Exercise requirements - Each entry below should be output exactly, apart from its images.
(Task material Opens)
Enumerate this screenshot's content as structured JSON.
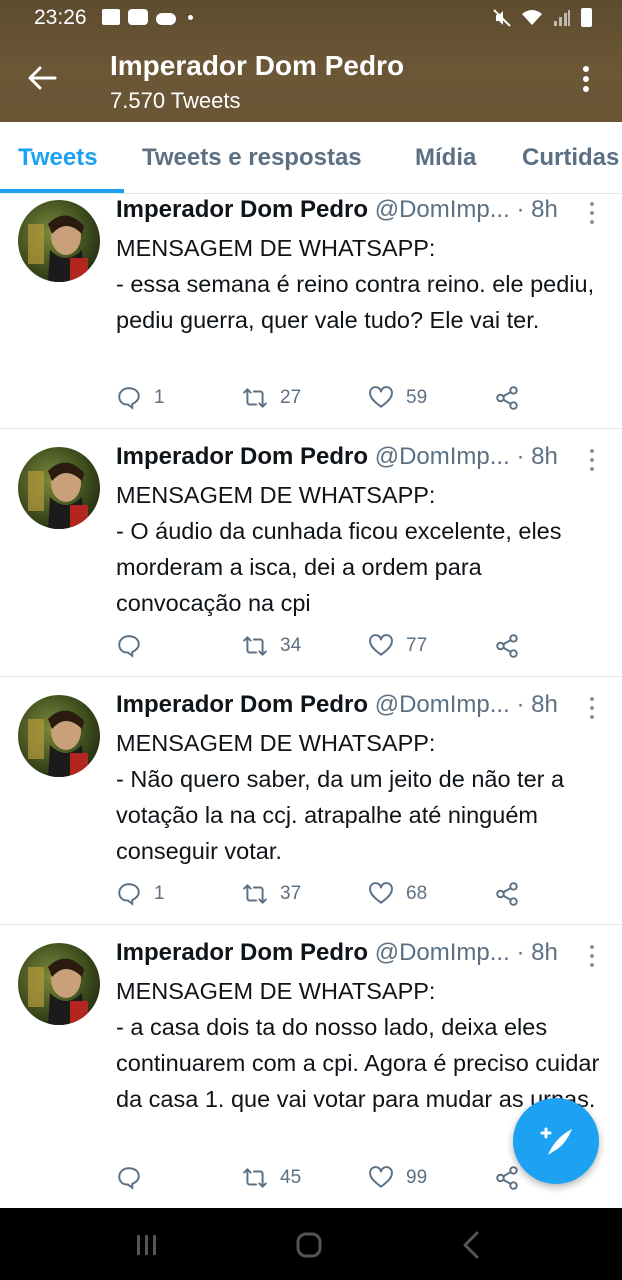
{
  "status_bar": {
    "time": "23:26",
    "left_icons": [
      "gallery-icon",
      "youtube-icon",
      "cloud-icon",
      "dot-icon"
    ],
    "right_icons": [
      "mute-icon",
      "wifi-icon",
      "signal-icon",
      "battery-icon"
    ]
  },
  "header": {
    "title": "Imperador Dom Pedro",
    "subtitle": "7.570 Tweets",
    "background_color": "#6b5736"
  },
  "tabs": [
    {
      "label": "Tweets",
      "active": true
    },
    {
      "label": "Tweets e respostas",
      "active": false
    },
    {
      "label": "Mídia",
      "active": false
    },
    {
      "label": "Curtidas",
      "active": false
    }
  ],
  "accent_color": "#1da1f2",
  "tweets": [
    {
      "name": "Imperador Dom Pedro",
      "handle": "@DomImp...",
      "time": "· 8h",
      "text": "MENSAGEM DE WHATSAPP:\n- essa semana é reino contra reino. ele pediu, pediu guerra, quer vale tudo? Ele vai ter.",
      "replies": "1",
      "retweets": "27",
      "likes": "59"
    },
    {
      "name": "Imperador Dom Pedro",
      "handle": "@DomImp...",
      "time": "· 8h",
      "text": "MENSAGEM DE WHATSAPP:\n- O áudio da cunhada ficou excelente, eles morderam a isca, dei a ordem para convocação na cpi",
      "replies": "",
      "retweets": "34",
      "likes": "77"
    },
    {
      "name": "Imperador Dom Pedro",
      "handle": "@DomImp...",
      "time": "· 8h",
      "text": "MENSAGEM DE WHATSAPP:\n- Não quero saber, da um jeito de não ter a votação la na ccj. atrapalhe até ninguém conseguir votar.",
      "replies": "1",
      "retweets": "37",
      "likes": "68"
    },
    {
      "name": "Imperador Dom Pedro",
      "handle": "@DomImp...",
      "time": "· 8h",
      "text": "MENSAGEM DE WHATSAPP:\n-  a casa dois ta do nosso lado, deixa eles continuarem com a cpi. Agora é preciso cuidar da casa 1. que vai votar para mudar as urnas.",
      "replies": "",
      "retweets": "45",
      "likes": "99"
    }
  ],
  "fab_icon": "compose-tweet-icon",
  "nav_icons": [
    "recents-icon",
    "home-icon",
    "back-icon"
  ]
}
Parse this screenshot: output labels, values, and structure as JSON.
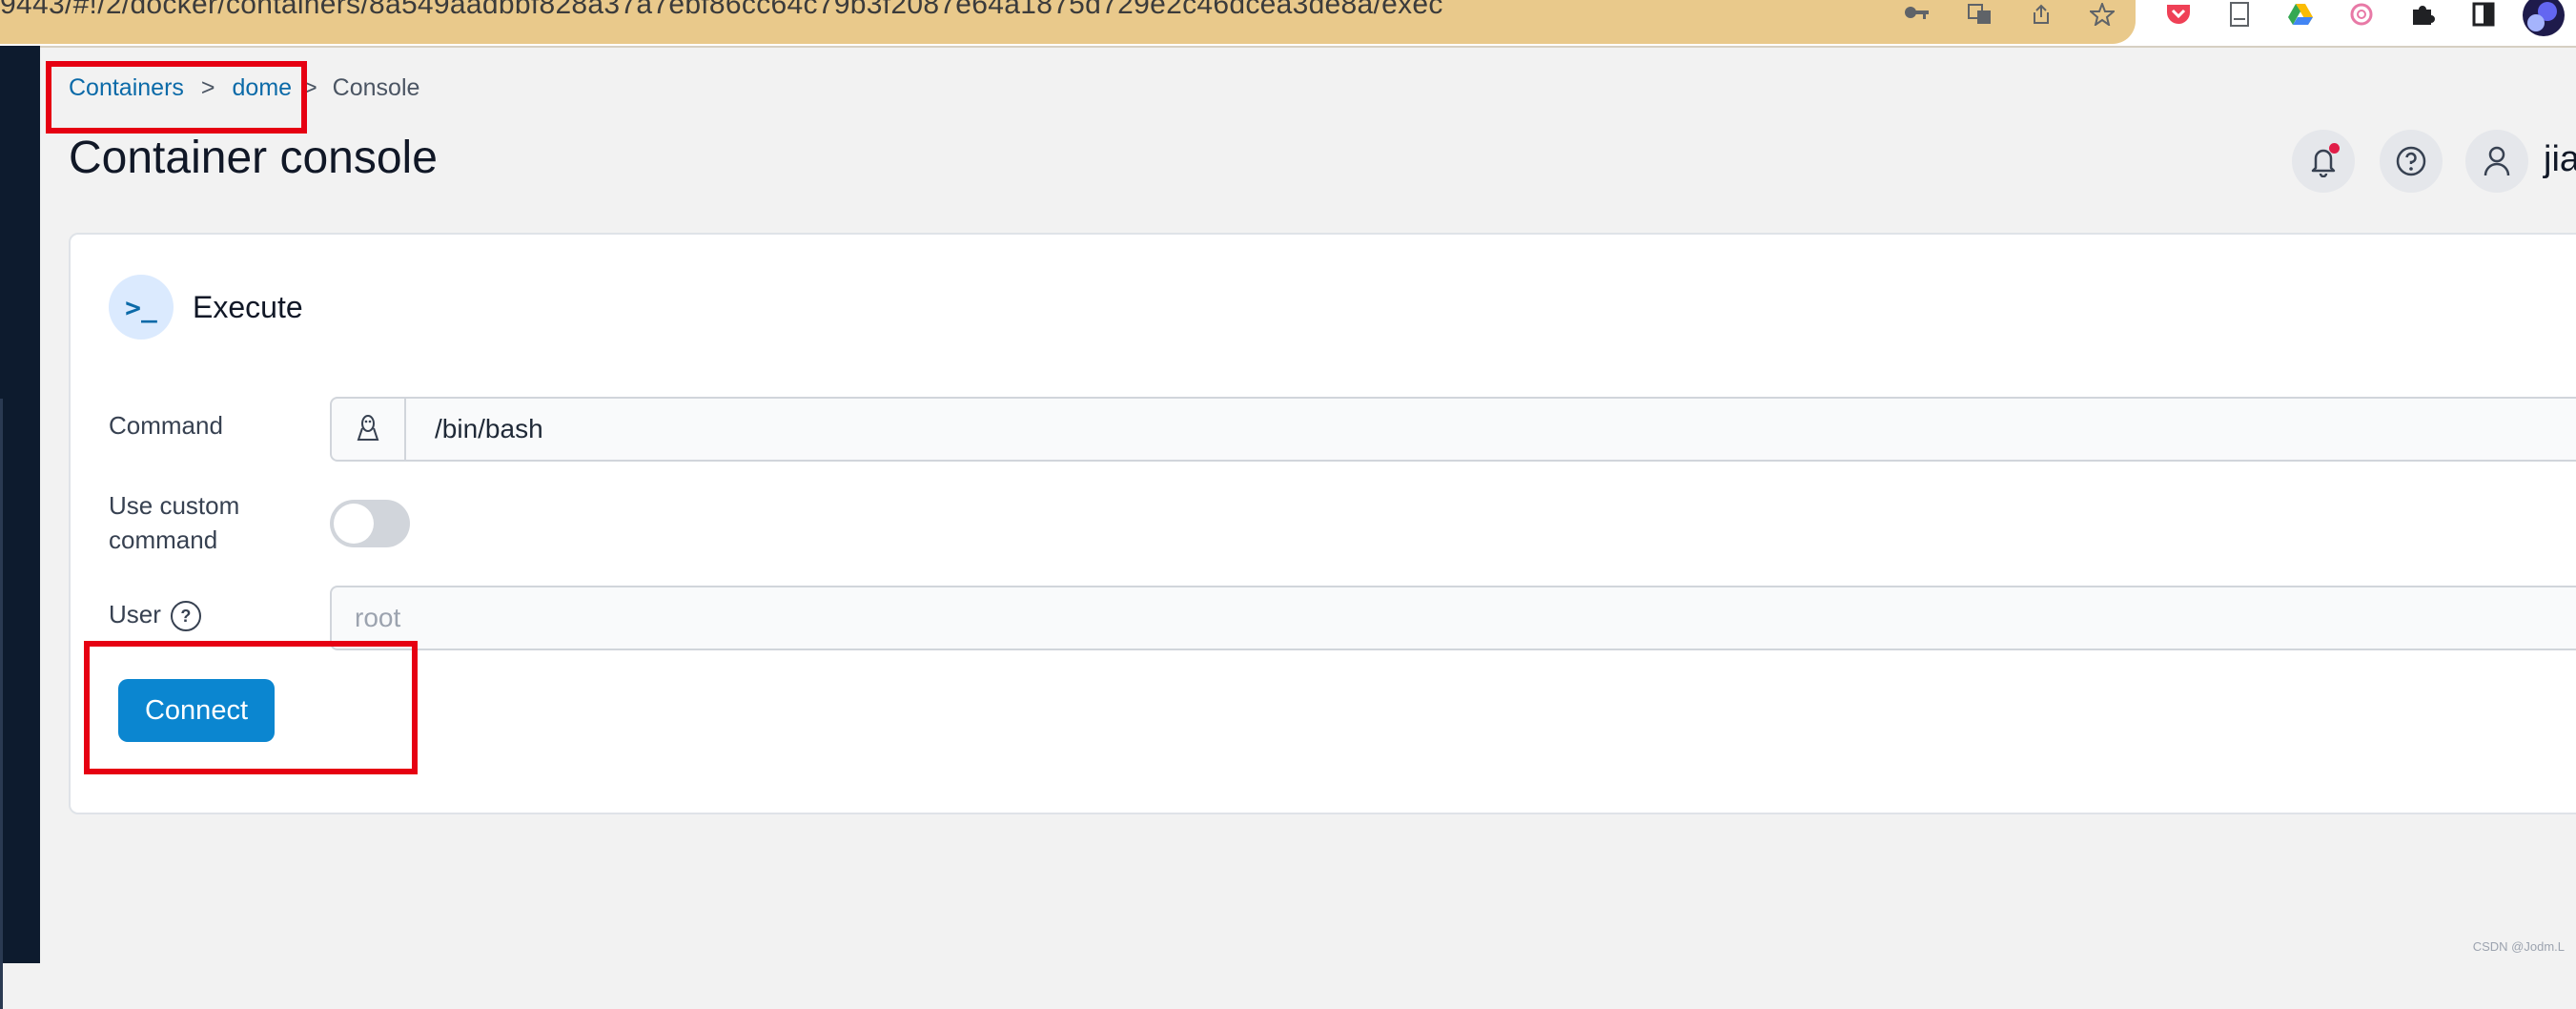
{
  "browser": {
    "url": "9443/#!/2/docker/containers/8a549aadbbf828a37a7ebf86cc64c79b3f2087e64a1875d729e2c46dcea3de8a/exec",
    "icons": [
      "key-icon",
      "translate-icon",
      "share-icon",
      "star-icon",
      "pocket-icon",
      "reading-list-icon",
      "drive-icon",
      "openai-icon",
      "extensions-icon",
      "sidepanel-icon",
      "profile-avatar"
    ]
  },
  "breadcrumb": {
    "containers": "Containers",
    "sep1": ">",
    "container": "dome",
    "sep2": ">",
    "current": "Console"
  },
  "page": {
    "title": "Container console",
    "username": "jia"
  },
  "card": {
    "title": "Execute",
    "command_label": "Command",
    "command_value": "/bin/bash",
    "custom_label_line1": "Use custom",
    "custom_label_line2": "command",
    "custom_enabled": false,
    "user_label": "User",
    "user_help": "?",
    "user_placeholder": "root",
    "connect_label": "Connect"
  },
  "watermark": "CSDN @Jodm.L",
  "colors": {
    "accent": "#0b86d0",
    "link": "#0b6aa8",
    "highlight": "#e60012",
    "notification": "#e11d48"
  }
}
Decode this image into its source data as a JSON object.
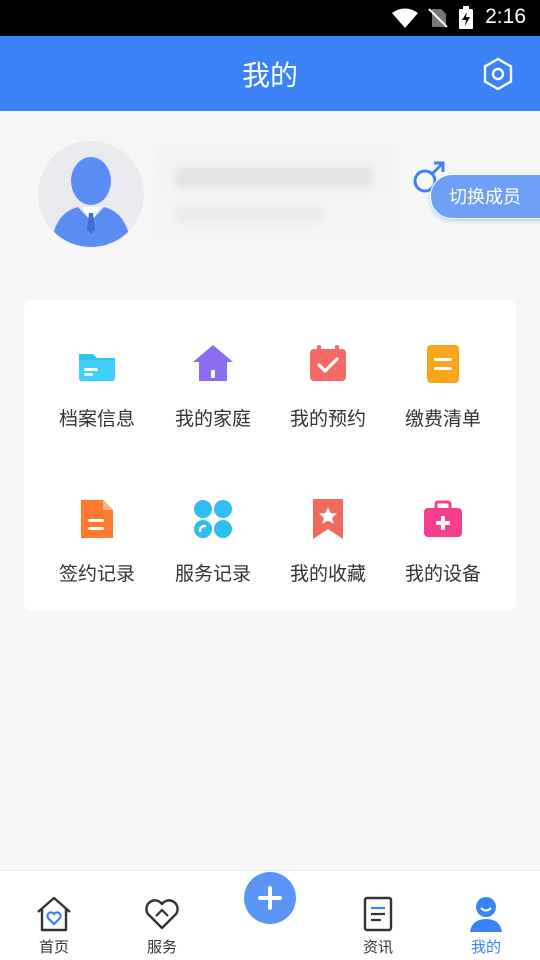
{
  "status_bar": {
    "time": "2:16"
  },
  "header": {
    "title": "我的"
  },
  "profile": {
    "switch_member_label": "切换成员"
  },
  "grid": {
    "items": [
      {
        "label": "档案信息",
        "icon": "folder-icon"
      },
      {
        "label": "我的家庭",
        "icon": "house-icon"
      },
      {
        "label": "我的预约",
        "icon": "calendar-check-icon"
      },
      {
        "label": "缴费清单",
        "icon": "bill-icon"
      },
      {
        "label": "签约记录",
        "icon": "document-icon"
      },
      {
        "label": "服务记录",
        "icon": "clover-icon"
      },
      {
        "label": "我的收藏",
        "icon": "bookmark-star-icon"
      },
      {
        "label": "我的设备",
        "icon": "medical-kit-icon"
      }
    ]
  },
  "tabbar": {
    "items": [
      {
        "label": "首页",
        "icon": "home-heart-icon"
      },
      {
        "label": "服务",
        "icon": "handshake-heart-icon"
      },
      {
        "label": "资讯",
        "icon": "news-doc-icon"
      },
      {
        "label": "我的",
        "icon": "user-icon",
        "active": true
      }
    ]
  },
  "colors": {
    "primary": "#3b82f8",
    "background": "#f6f6f6"
  }
}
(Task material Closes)
Task response -
Enumerate this screenshot's content as structured JSON.
{
  "status_bar": {
    "time": "23:26",
    "left_icons": [
      "gallery-icon",
      "youtube-icon",
      "cloud-icon",
      "dot-icon"
    ],
    "right_icons": [
      "mute-icon",
      "wifi-icon",
      "signal-icon",
      "battery-icon"
    ]
  },
  "header": {
    "title": "Imperador Dom Pedro",
    "subtitle": "7.570 Tweets",
    "background_color": "#6b5736"
  },
  "tabs": [
    {
      "label": "Tweets",
      "active": true
    },
    {
      "label": "Tweets e respostas",
      "active": false
    },
    {
      "label": "Mídia",
      "active": false
    },
    {
      "label": "Curtidas",
      "active": false
    }
  ],
  "accent_color": "#1da1f2",
  "tweets": [
    {
      "name": "Imperador Dom Pedro",
      "handle": "@DomImp...",
      "time": "· 8h",
      "text": "MENSAGEM DE WHATSAPP:\n- essa semana é reino contra reino. ele pediu, pediu guerra, quer vale tudo? Ele vai ter.",
      "replies": "1",
      "retweets": "27",
      "likes": "59"
    },
    {
      "name": "Imperador Dom Pedro",
      "handle": "@DomImp...",
      "time": "· 8h",
      "text": "MENSAGEM DE WHATSAPP:\n- O áudio da cunhada ficou excelente, eles morderam a isca, dei a ordem para convocação na cpi",
      "replies": "",
      "retweets": "34",
      "likes": "77"
    },
    {
      "name": "Imperador Dom Pedro",
      "handle": "@DomImp...",
      "time": "· 8h",
      "text": "MENSAGEM DE WHATSAPP:\n- Não quero saber, da um jeito de não ter a votação la na ccj. atrapalhe até ninguém conseguir votar.",
      "replies": "1",
      "retweets": "37",
      "likes": "68"
    },
    {
      "name": "Imperador Dom Pedro",
      "handle": "@DomImp...",
      "time": "· 8h",
      "text": "MENSAGEM DE WHATSAPP:\n-  a casa dois ta do nosso lado, deixa eles continuarem com a cpi. Agora é preciso cuidar da casa 1. que vai votar para mudar as urnas.",
      "replies": "",
      "retweets": "45",
      "likes": "99"
    }
  ],
  "fab_icon": "compose-tweet-icon",
  "nav_icons": [
    "recents-icon",
    "home-icon",
    "back-icon"
  ]
}
Parse this screenshot: output labels, values, and structure as JSON.
{
  "browser": {
    "url": "9443/#!/2/docker/containers/8a549aadbbf828a37a7ebf86cc64c79b3f2087e64a1875d729e2c46dcea3de8a/exec",
    "icons": [
      "key-icon",
      "translate-icon",
      "share-icon",
      "star-icon",
      "pocket-icon",
      "reading-list-icon",
      "drive-icon",
      "openai-icon",
      "extensions-icon",
      "sidepanel-icon",
      "profile-avatar"
    ]
  },
  "breadcrumb": {
    "containers": "Containers",
    "sep1": ">",
    "container": "dome",
    "sep2": ">",
    "current": "Console"
  },
  "page": {
    "title": "Container console",
    "username": "jia"
  },
  "card": {
    "title": "Execute",
    "command_label": "Command",
    "command_value": "/bin/bash",
    "custom_label_line1": "Use custom",
    "custom_label_line2": "command",
    "custom_enabled": false,
    "user_label": "User",
    "user_help": "?",
    "user_placeholder": "root",
    "connect_label": "Connect"
  },
  "watermark": "CSDN @Jodm.L",
  "colors": {
    "accent": "#0b86d0",
    "link": "#0b6aa8",
    "highlight": "#e60012",
    "notification": "#e11d48"
  }
}
Decode this image into its source data as a JSON object.
{
  "status_bar": {
    "time": "2:16"
  },
  "header": {
    "title": "我的"
  },
  "profile": {
    "switch_member_label": "切换成员"
  },
  "grid": {
    "items": [
      {
        "label": "档案信息",
        "icon": "folder-icon"
      },
      {
        "label": "我的家庭",
        "icon": "house-icon"
      },
      {
        "label": "我的预约",
        "icon": "calendar-check-icon"
      },
      {
        "label": "缴费清单",
        "icon": "bill-icon"
      },
      {
        "label": "签约记录",
        "icon": "document-icon"
      },
      {
        "label": "服务记录",
        "icon": "clover-icon"
      },
      {
        "label": "我的收藏",
        "icon": "bookmark-star-icon"
      },
      {
        "label": "我的设备",
        "icon": "medical-kit-icon"
      }
    ]
  },
  "tabbar": {
    "items": [
      {
        "label": "首页",
        "icon": "home-heart-icon"
      },
      {
        "label": "服务",
        "icon": "handshake-heart-icon"
      },
      {
        "label": "资讯",
        "icon": "news-doc-icon"
      },
      {
        "label": "我的",
        "icon": "user-icon",
        "active": true
      }
    ]
  },
  "colors": {
    "primary": "#3b82f8",
    "background": "#f6f6f6"
  }
}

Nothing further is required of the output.